Background[edit]

Early life and education[edit]

Terlouw was born in Kamperveen, Overijssel and grew up in the Veluwe. He was the eldest son in his family, and has two brothers and two sisters.

After high school, Terlouw studied at Utrecht University, where he obtained an MSc degree in mathematics and physics, and a PhD degree in nuclear physics.[citation needed]

Career[edit]

After graduating from Utrecht University, he worked as a physics researcher in the Netherlands, the United States, and Sweden.[citation needed]

After working for thirteen years, he became a politician, joining the Dutch House of Representatives (the lower house of the Dutch legislature) as a member of the Democraten 66 political party in 1967. Terlouw acted as party leader from 1973–1982, was minister of Economic Affairs from 1981-1982, and was Queen's Commissioner of Gelderland from 1991-1996, the year in which he retired. He joined the Dutch Senate in 1999.[citation needed]

Personal life[edit]

Terlouw is married to Alexandra van Hulst and has four children.[citation needed]

Publications[edit]

Terlouw wrote 24 children's books, most notably Winter in Wartime (Oorlogswinter, 1972) and How to Become King (Koning van Katoren, 1971), both of which won the Gouden Griffel and have been made into motion pictures directed by Martin Koolhoven.[1][2]

Awards[edit]

  • 1972 Gouden Griffel for the novel How to Become King
  • 1973 Gouden Griffel for the novel Winter in Wartime
  • 1990 Prize of the Netherlands Children's Jury for the novel The Figure-skater
  • 2000 Prize of the Dutch Joung Jury for Eigen rechter (1988)[3]

Honours[edit]

References[edit]

  1. ^ "Jan Terlouw: Biography". Dutch Foundatioon for Literature. Retrieved 26 March 2010. 
  2. ^ "Jan Terlouw". WorldCat.org. Retrieved 26 March 2010. 
  3. ^ Eigen rechter (in Dutch). Lemniscaat. 1998. ISBN 978-9056371548. 

External links[edit]

Official
Party political offices
Preceded by
Hans van Mierlo
Leader of the Democrats 66
1973–1982
Succeeded by
Laurens Jan Brinkhorst
Parliamentary Leader of the Democrats 66
in the House of Representatives of the Netherlands

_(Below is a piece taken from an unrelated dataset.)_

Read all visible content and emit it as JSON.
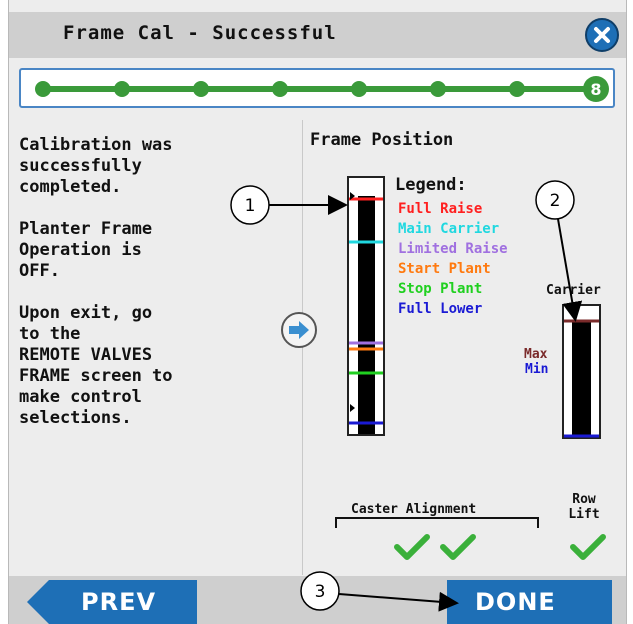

1973–1981
Government offices
Preceded by
Gijs van Aardenne
Minister of Economic Affairs of the Netherlands
1981–1982
Succeeded by
Gijs van Aardenne
Political offices
Preceded by
Hans Wiegel
Deputy Prime Minister of the Netherlands
1981–1982
Served alongside: Joop den Uyl (until 29 May 1982)
Succeeded by
Gijs van Aardenne
Preceded by
Ad Oele
Queen's Commissioner of Gelderland
1991–1996
Succeeded by
Jan Kamminga